Item Type: Article
Additional Information: Funding Information: This work was supported by a Natural Environment Research Council (NERC) funded project of the Marine Integrated Autonomous Observing Systems (MIAOS) programme: Combining Autonomous observations and Models for Predicting and Understanding Shelf seas (CAMPUS). It also benefitted from another NERC funded project Alternative Framework to Assess Marine Ecosystem Functioning in Shelf Seas (AlterECO,, grant no. NE/P013899/1. The work also benefited from the Copernicus Marine Environment Monitoring Service (CMEMS) funded projects OPTIcal data Modelling and Assimilation (OPTIMA) and NOWMAPS. Furthermore, this work was also partially funded by the SEAMLESS project, which received funding from the European Union's Horizon 2020 research and innovation programme under grant agreement No. 101004032. We would like to thank Dawn Ashby for drawing the schematic Fig. 1. The ocean colour data were provided by the European Space Agency Climate Initiative 'Ocean Color' ( The glider data used in the study ( and are publicly available on We also used L4 time series for chlorophyll a concentrations provided by the Western Channel Observatory ( The model was forced by the atmospheric ERA5 product of The European Centre for Medium-Range Weather Forecasts (ECMWF, The river forcing data used by the model were prepared by Sonja van Leeuwen and Helen Powley as part of UK Shelf Seas Biogeochemistry programme (contract no. NE/K001876/1) of the NERC and the Department for Environment Food and Rural Affairs (DEFRA). We acknowledge use of the MONSooN system, a collaborative facility supplied under the Joint Weather and Climate Research Programme, a strategic partnership between the Met Office and the NERC. The different outputs for the free run simulations and reanalyses are stored on the MONSooN storage facility MASS and can be obtained upon request.
Uncontrolled Keywords: data assimilation,impact of biogeochemistry on physics,north-west european shelf (10e–10w, 40n–68n),ocean chlorophyll concentration,operational systems,phytoplankton spring bloom,sea surface temperature,two-way coupled physical–biogeochemical model,computer science (miscellaneous),geotechnical engineering and engineering geology,oceanography,atmospheric science,sdg 14 - life below water ,/dk/atira/pure/subjectarea/asjc/1700/1701
Faculty \ School: Faculty of Science > School of Environmental Sciences
University of East Anglia Research Groups/Centres > Theme - ClimateUEA
UEA Research Groups: Faculty of Science > Research Groups > Centre for Ocean and Atmospheric Sciences
Related URLs:
Depositing User: LivePure Connector
Date Deposited: 22 Feb 2022 10:30
Last Modified: 20 Mar 2023 10:50
DOI: 10.1016/j.ocemod.2022.101976

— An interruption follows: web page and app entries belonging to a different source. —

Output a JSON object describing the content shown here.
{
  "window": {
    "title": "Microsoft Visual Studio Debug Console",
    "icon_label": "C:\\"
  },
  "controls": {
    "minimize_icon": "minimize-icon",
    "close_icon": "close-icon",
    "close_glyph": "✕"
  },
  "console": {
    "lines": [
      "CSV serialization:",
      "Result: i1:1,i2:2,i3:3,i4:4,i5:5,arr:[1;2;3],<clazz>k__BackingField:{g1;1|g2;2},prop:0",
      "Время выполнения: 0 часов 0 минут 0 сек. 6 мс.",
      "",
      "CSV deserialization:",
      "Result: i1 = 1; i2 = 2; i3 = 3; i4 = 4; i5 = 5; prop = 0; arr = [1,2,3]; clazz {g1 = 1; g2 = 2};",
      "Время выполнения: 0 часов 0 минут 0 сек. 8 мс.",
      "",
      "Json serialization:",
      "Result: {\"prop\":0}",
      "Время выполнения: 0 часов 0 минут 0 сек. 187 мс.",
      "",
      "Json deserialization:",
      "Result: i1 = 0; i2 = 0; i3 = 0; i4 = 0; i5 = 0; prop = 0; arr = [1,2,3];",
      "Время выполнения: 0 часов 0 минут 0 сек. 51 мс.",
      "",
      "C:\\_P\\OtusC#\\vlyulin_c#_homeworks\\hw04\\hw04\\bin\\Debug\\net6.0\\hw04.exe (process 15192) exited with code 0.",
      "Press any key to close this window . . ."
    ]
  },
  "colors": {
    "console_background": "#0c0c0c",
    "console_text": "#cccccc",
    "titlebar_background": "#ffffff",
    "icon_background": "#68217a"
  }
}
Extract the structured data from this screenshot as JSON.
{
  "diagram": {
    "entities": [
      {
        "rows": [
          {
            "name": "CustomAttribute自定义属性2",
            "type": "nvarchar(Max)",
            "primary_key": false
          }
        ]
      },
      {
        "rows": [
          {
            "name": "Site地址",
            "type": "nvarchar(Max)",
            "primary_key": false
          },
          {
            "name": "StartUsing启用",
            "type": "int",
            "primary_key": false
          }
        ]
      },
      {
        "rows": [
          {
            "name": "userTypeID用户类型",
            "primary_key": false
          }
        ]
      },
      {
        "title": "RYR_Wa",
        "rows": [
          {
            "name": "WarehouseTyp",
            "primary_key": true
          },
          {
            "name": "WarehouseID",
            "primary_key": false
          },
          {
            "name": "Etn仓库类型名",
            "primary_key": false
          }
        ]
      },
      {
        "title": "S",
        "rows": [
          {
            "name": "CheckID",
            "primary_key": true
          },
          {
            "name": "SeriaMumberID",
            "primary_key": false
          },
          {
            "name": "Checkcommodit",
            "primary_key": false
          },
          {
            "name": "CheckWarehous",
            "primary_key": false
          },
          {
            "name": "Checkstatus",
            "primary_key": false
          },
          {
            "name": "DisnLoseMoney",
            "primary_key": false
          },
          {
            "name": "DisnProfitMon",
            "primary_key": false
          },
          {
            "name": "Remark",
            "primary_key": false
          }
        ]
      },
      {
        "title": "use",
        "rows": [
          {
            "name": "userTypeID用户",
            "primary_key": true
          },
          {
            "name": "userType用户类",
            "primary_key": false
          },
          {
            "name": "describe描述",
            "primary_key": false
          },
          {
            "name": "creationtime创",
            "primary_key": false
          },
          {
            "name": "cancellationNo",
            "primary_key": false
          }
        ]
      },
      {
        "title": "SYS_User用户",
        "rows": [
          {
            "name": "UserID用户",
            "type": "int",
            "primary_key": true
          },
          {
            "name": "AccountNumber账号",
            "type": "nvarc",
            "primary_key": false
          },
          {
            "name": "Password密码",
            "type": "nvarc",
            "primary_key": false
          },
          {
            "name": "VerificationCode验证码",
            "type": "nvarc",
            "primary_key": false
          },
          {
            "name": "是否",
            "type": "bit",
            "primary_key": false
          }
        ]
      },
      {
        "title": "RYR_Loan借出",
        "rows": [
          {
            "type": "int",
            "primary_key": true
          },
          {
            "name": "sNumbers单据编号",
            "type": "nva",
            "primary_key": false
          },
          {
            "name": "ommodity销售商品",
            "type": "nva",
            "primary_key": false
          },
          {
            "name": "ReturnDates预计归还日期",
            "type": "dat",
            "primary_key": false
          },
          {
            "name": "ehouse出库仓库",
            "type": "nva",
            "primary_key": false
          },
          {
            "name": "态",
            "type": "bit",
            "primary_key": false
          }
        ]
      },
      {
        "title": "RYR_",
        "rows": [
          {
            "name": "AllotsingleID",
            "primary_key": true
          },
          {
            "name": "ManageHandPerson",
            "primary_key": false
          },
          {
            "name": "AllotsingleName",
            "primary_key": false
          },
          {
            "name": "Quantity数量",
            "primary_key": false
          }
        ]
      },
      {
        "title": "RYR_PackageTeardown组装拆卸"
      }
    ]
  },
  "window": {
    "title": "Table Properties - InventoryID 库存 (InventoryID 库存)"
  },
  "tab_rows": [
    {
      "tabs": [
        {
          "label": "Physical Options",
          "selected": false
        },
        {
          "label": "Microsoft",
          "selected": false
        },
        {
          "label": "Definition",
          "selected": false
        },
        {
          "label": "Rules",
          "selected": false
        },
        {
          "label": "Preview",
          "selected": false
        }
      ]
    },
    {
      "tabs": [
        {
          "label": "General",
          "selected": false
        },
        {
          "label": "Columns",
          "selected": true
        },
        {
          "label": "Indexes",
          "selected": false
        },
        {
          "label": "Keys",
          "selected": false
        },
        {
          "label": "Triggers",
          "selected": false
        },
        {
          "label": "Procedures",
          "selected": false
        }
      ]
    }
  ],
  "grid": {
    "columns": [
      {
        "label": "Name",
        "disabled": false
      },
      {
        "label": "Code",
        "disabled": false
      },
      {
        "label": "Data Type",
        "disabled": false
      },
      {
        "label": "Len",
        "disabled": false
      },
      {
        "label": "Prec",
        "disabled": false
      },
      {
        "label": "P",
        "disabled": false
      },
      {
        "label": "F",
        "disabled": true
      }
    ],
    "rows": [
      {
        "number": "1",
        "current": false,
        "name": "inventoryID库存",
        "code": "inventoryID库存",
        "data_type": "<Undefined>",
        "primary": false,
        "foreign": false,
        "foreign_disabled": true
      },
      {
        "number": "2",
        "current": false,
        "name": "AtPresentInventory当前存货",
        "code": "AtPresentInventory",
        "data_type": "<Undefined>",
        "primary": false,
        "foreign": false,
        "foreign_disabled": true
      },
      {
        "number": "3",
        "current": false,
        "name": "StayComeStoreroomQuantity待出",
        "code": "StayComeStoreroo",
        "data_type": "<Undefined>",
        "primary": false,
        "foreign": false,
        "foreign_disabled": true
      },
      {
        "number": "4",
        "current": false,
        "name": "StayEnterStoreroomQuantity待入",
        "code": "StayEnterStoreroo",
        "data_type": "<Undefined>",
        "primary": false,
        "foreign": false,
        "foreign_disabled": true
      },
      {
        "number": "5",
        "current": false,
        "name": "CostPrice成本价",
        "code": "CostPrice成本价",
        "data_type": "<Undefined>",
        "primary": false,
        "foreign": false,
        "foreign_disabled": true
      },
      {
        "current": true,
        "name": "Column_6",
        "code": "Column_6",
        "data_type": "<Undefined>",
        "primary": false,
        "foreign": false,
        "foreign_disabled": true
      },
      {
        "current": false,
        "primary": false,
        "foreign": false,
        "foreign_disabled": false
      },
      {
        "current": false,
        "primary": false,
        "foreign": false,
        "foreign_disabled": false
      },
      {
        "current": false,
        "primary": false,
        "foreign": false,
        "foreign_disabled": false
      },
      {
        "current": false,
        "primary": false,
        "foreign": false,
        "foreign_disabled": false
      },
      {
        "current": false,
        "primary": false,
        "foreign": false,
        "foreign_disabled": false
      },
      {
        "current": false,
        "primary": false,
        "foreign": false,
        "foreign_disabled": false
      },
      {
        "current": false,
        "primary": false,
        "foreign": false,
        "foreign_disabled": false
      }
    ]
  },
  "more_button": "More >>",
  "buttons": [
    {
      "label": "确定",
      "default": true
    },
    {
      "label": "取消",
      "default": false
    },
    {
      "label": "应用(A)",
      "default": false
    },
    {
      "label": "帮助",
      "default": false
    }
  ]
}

Downloads per month over past year

Actions (login required)

View Item View Item